[Interface dataset entries]
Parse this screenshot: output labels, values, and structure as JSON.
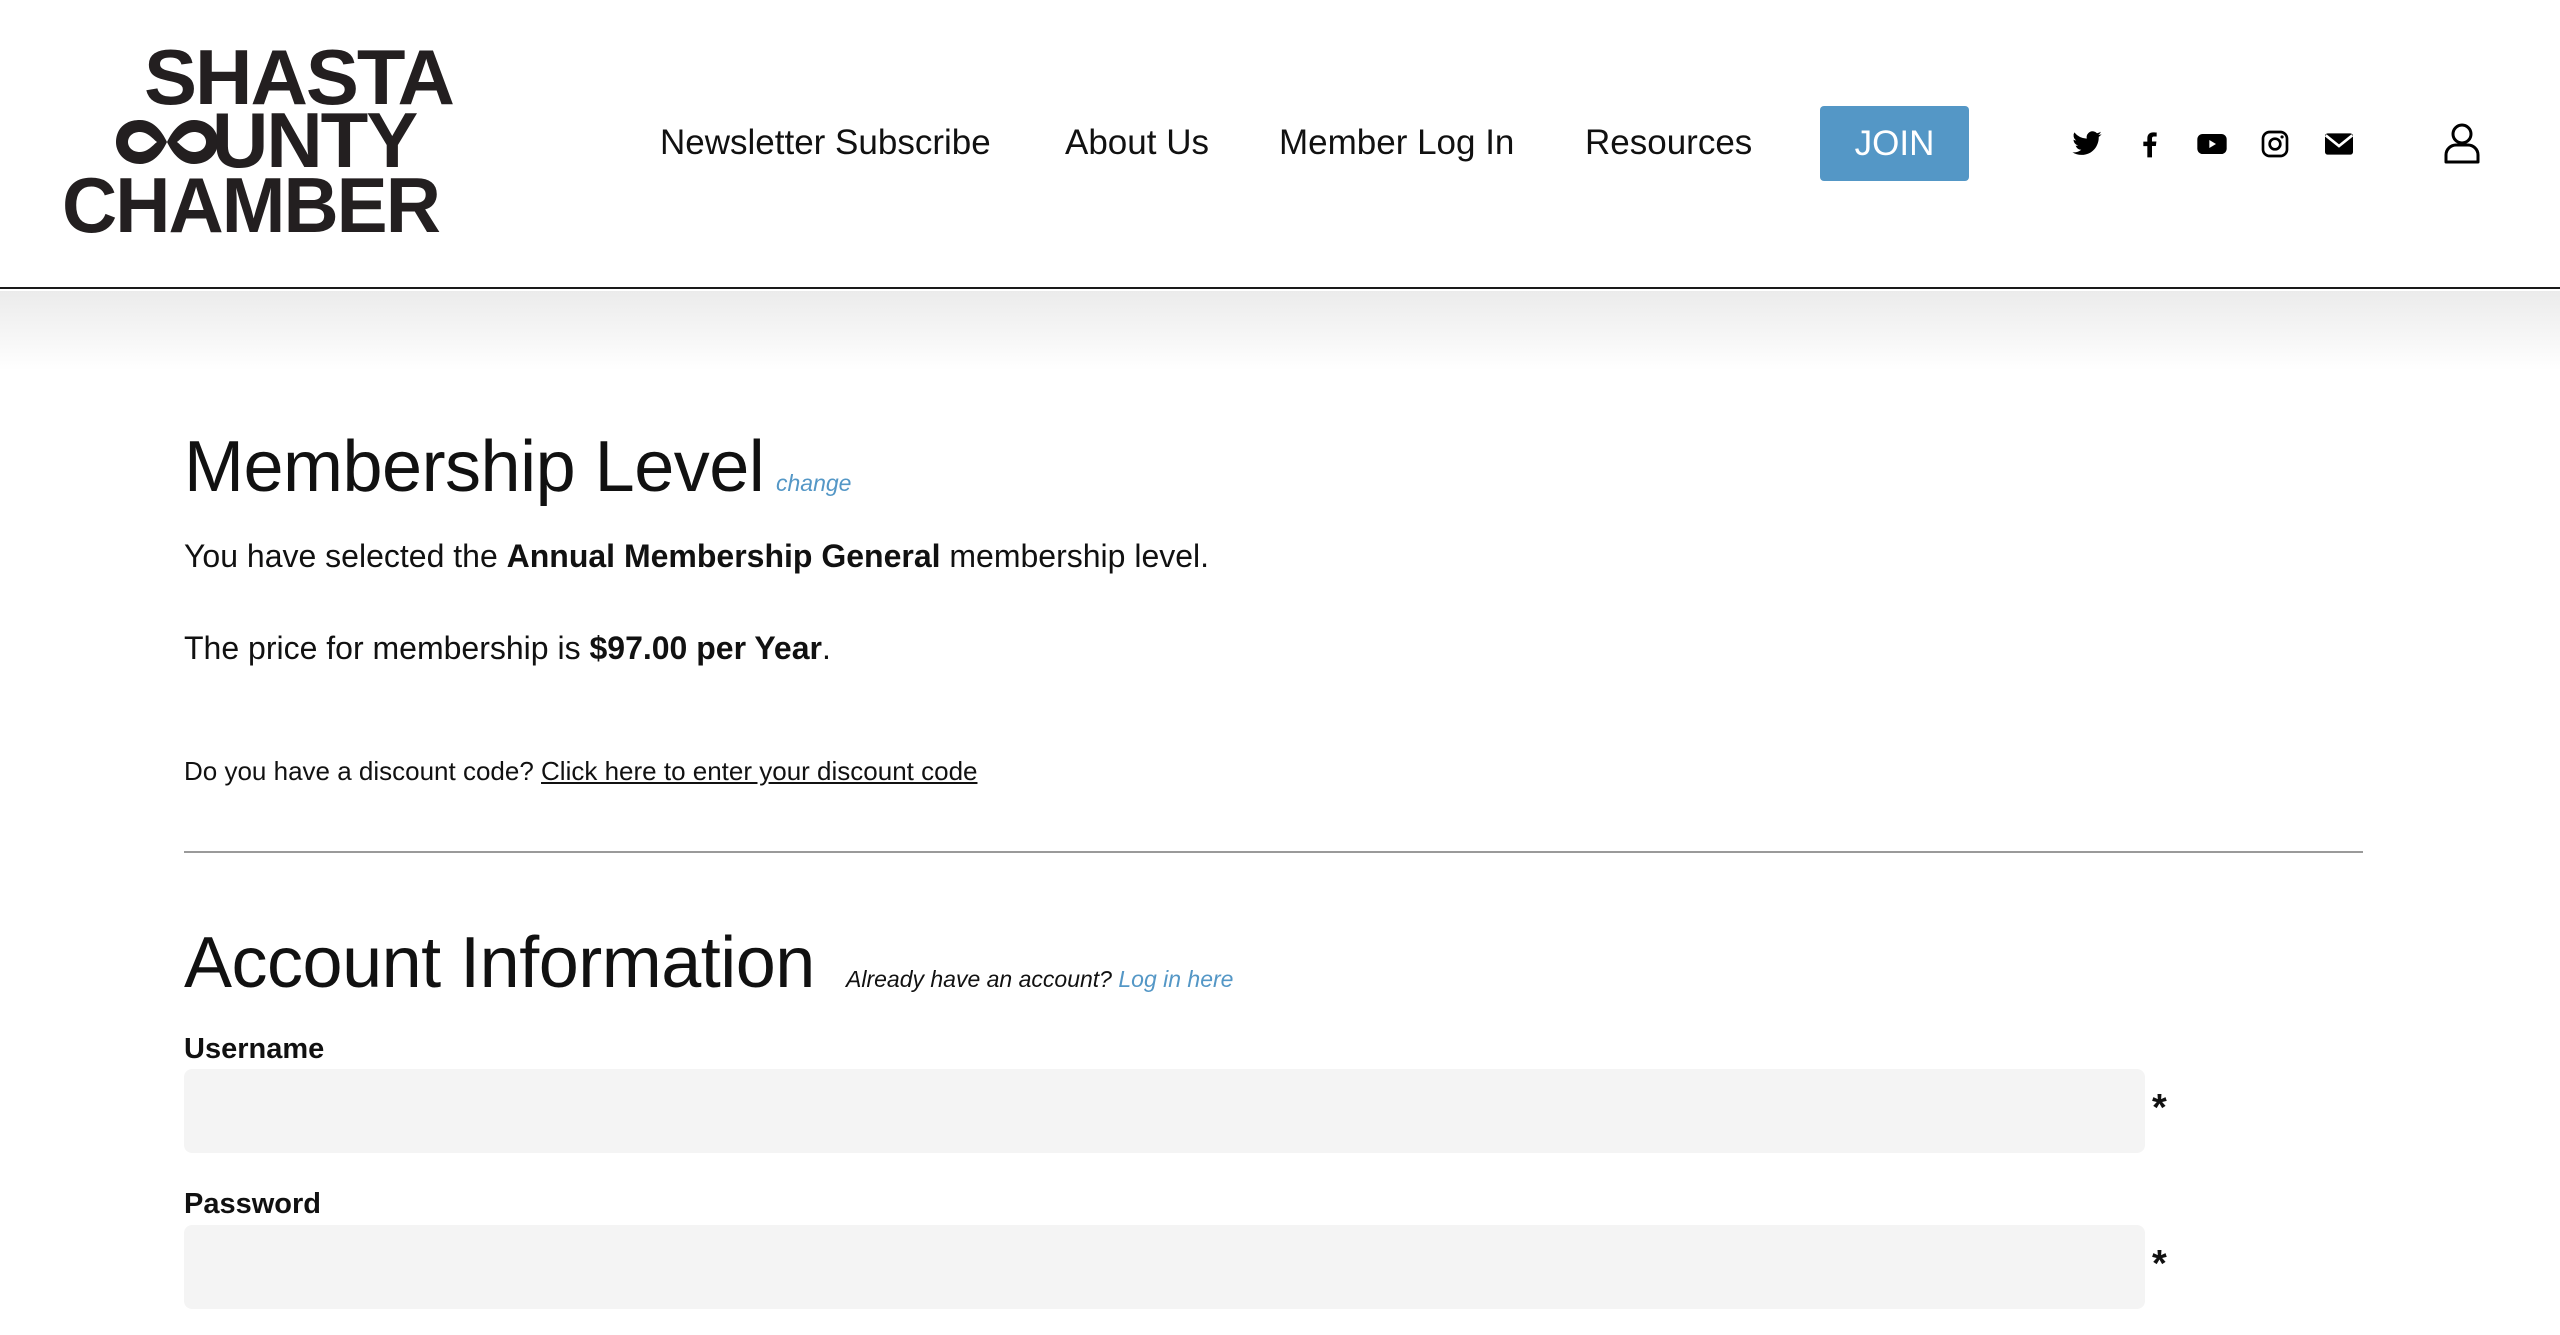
{
  "header": {
    "logo": {
      "line1": "SHASTA",
      "line2": "UNTY",
      "line3": "CHAMBER",
      "alt_text": "Shasta County Chamber",
      "infinity_symbol": "infinity-icon"
    },
    "nav": [
      {
        "label": "Newsletter Subscribe"
      },
      {
        "label": "About Us"
      },
      {
        "label": "Member Log In"
      },
      {
        "label": "Resources"
      }
    ],
    "join_label": "JOIN",
    "join_color": "#5497c6",
    "social_icons": [
      "twitter-icon",
      "facebook-icon",
      "youtube-icon",
      "instagram-icon",
      "email-icon"
    ],
    "account_icon": "user-icon"
  },
  "membership": {
    "title": "Membership Level",
    "change_link": "change",
    "selected_prefix": "You have selected the ",
    "selected_level": "Annual Membership General",
    "selected_suffix": " membership level.",
    "price_prefix": "The price for membership is ",
    "price_value": "$97.00 per Year",
    "price_suffix": ".",
    "discount_question": "Do you have a discount code? ",
    "discount_link": "Click here to enter your discount code"
  },
  "account": {
    "title": "Account Information",
    "already_text": "Already have an account? ",
    "login_link": "Log in here",
    "fields": [
      {
        "label": "Username",
        "value": "",
        "required_marker": "*"
      },
      {
        "label": "Password",
        "value": "",
        "required_marker": "*"
      }
    ]
  },
  "colors": {
    "accent": "#5497c6",
    "input_bg": "#f4f4f4",
    "text": "#111111"
  }
}
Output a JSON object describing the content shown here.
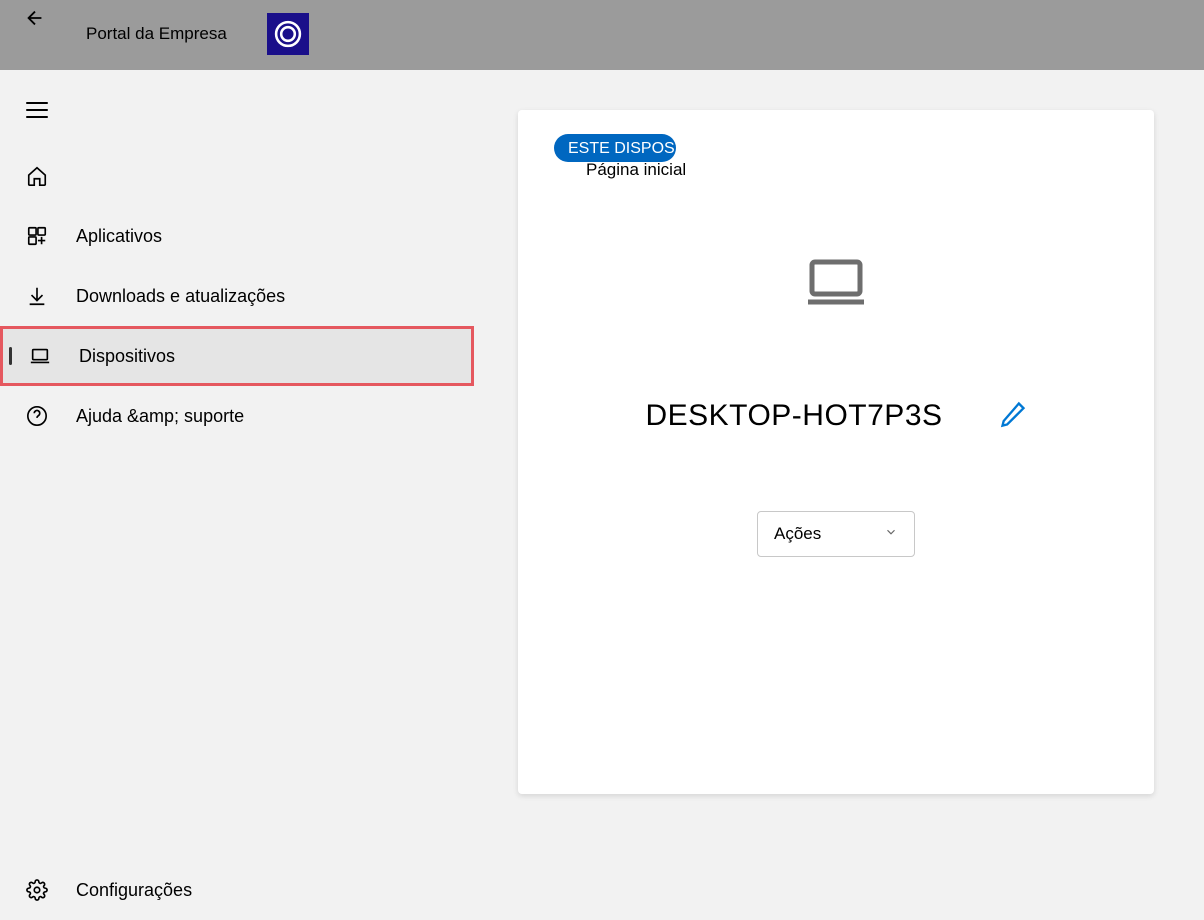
{
  "header": {
    "title": "Portal da Empresa"
  },
  "sidebar": {
    "items": [
      {
        "label": ""
      },
      {
        "label": "Aplicativos"
      },
      {
        "label": "Downloads e atualizações"
      },
      {
        "label": "Dispositivos"
      },
      {
        "label": "Ajuda &amp; suporte"
      }
    ],
    "settings_label": "Configurações"
  },
  "main": {
    "badge": "ESTE DISPOSIT",
    "breadcrumb": "Página inicial",
    "device_name": "DESKTOP-HOT7P3S",
    "actions_label": "Ações"
  }
}
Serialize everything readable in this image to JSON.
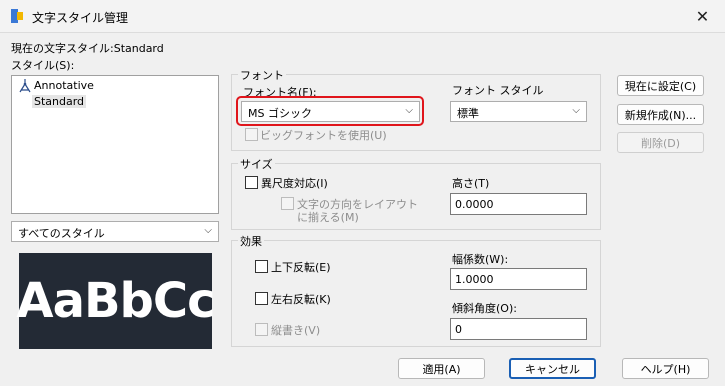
{
  "window": {
    "title": "文字スタイル管理",
    "close_glyph": "✕"
  },
  "current_style_label": "現在の文字スタイル:Standard",
  "styles_label": "スタイル(S):",
  "styles": [
    {
      "label": "Annotative",
      "icon": "annotative-icon"
    },
    {
      "label": "Standard",
      "icon": ""
    }
  ],
  "style_filter": {
    "value": "すべてのスタイル"
  },
  "preview_text": "AaBbCc",
  "font_group": {
    "label": "フォント",
    "font_name_label": "フォント名(F):",
    "font_name_value": "MS ゴシック",
    "font_style_label": "フォント スタイル",
    "font_style_value": "標準",
    "bigfont_label": "ビッグフォントを使用(U)"
  },
  "size_group": {
    "label": "サイズ",
    "annotative_label": "異尺度対応(I)",
    "match_orientation_label_line1": "文字の方向をレイアウト",
    "match_orientation_label_line2": "に揃える(M)",
    "height_label": "高さ(T)",
    "height_value": "0.0000"
  },
  "effects_group": {
    "label": "効果",
    "upside_down_label": "上下反転(E)",
    "backwards_label": "左右反転(K)",
    "vertical_label": "縦書き(V)",
    "width_factor_label": "幅係数(W):",
    "width_factor_value": "1.0000",
    "oblique_label": "傾斜角度(O):",
    "oblique_value": "0"
  },
  "buttons": {
    "set_current": "現在に設定(C)",
    "new": "新規作成(N)...",
    "delete": "削除(D)",
    "apply": "適用(A)",
    "cancel": "キャンセル",
    "help": "ヘルプ(H)"
  },
  "colors": {
    "highlight": "#e0151b",
    "preview_bg": "#232a35",
    "default_button_border": "#1a5fb4"
  }
}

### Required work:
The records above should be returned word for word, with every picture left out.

### Written response:
Parse this screenshot: output labels, values, and structure as JSON.
{
  "header": {
    "logo": {
      "line1": "SHASTA",
      "line2": "UNTY",
      "line3": "CHAMBER",
      "alt_text": "Shasta County Chamber",
      "infinity_symbol": "infinity-icon"
    },
    "nav": [
      {
        "label": "Newsletter Subscribe"
      },
      {
        "label": "About Us"
      },
      {
        "label": "Member Log In"
      },
      {
        "label": "Resources"
      }
    ],
    "join_label": "JOIN",
    "join_color": "#5497c6",
    "social_icons": [
      "twitter-icon",
      "facebook-icon",
      "youtube-icon",
      "instagram-icon",
      "email-icon"
    ],
    "account_icon": "user-icon"
  },
  "membership": {
    "title": "Membership Level",
    "change_link": "change",
    "selected_prefix": "You have selected the ",
    "selected_level": "Annual Membership General",
    "selected_suffix": " membership level.",
    "price_prefix": "The price for membership is ",
    "price_value": "$97.00 per Year",
    "price_suffix": ".",
    "discount_question": "Do you have a discount code? ",
    "discount_link": "Click here to enter your discount code"
  },
  "account": {
    "title": "Account Information",
    "already_text": "Already have an account? ",
    "login_link": "Log in here",
    "fields": [
      {
        "label": "Username",
        "value": "",
        "required_marker": "*"
      },
      {
        "label": "Password",
        "value": "",
        "required_marker": "*"
      }
    ]
  },
  "colors": {
    "accent": "#5497c6",
    "input_bg": "#f4f4f4",
    "text": "#111111"
  }
}
Output a JSON object describing the content shown here.
{
  "header": {
    "title": "Portal da Empresa"
  },
  "sidebar": {
    "items": [
      {
        "label": ""
      },
      {
        "label": "Aplicativos"
      },
      {
        "label": "Downloads e atualizações"
      },
      {
        "label": "Dispositivos"
      },
      {
        "label": "Ajuda &amp; suporte"
      }
    ],
    "settings_label": "Configurações"
  },
  "main": {
    "badge": "ESTE DISPOSIT",
    "breadcrumb": "Página inicial",
    "device_name": "DESKTOP-HOT7P3S",
    "actions_label": "Ações"
  }
}
Serialize everything readable in this image to JSON.
{
  "window": {
    "title": "文字スタイル管理",
    "close_glyph": "✕"
  },
  "current_style_label": "現在の文字スタイル:Standard",
  "styles_label": "スタイル(S):",
  "styles": [
    {
      "label": "Annotative",
      "icon": "annotative-icon"
    },
    {
      "label": "Standard",
      "icon": ""
    }
  ],
  "style_filter": {
    "value": "すべてのスタイル"
  },
  "preview_text": "AaBbCc",
  "font_group": {
    "label": "フォント",
    "font_name_label": "フォント名(F):",
    "font_name_value": "MS ゴシック",
    "font_style_label": "フォント スタイル",
    "font_style_value": "標準",
    "bigfont_label": "ビッグフォントを使用(U)"
  },
  "size_group": {
    "label": "サイズ",
    "annotative_label": "異尺度対応(I)",
    "match_orientation_label_line1": "文字の方向をレイアウト",
    "match_orientation_label_line2": "に揃える(M)",
    "height_label": "高さ(T)",
    "height_value": "0.0000"
  },
  "effects_group": {
    "label": "効果",
    "upside_down_label": "上下反転(E)",
    "backwards_label": "左右反転(K)",
    "vertical_label": "縦書き(V)",
    "width_factor_label": "幅係数(W):",
    "width_factor_value": "1.0000",
    "oblique_label": "傾斜角度(O):",
    "oblique_value": "0"
  },
  "buttons": {
    "set_current": "現在に設定(C)",
    "new": "新規作成(N)...",
    "delete": "削除(D)",
    "apply": "適用(A)",
    "cancel": "キャンセル",
    "help": "ヘルプ(H)"
  },
  "colors": {
    "highlight": "#e0151b",
    "preview_bg": "#232a35",
    "default_button_border": "#1a5fb4"
  }
}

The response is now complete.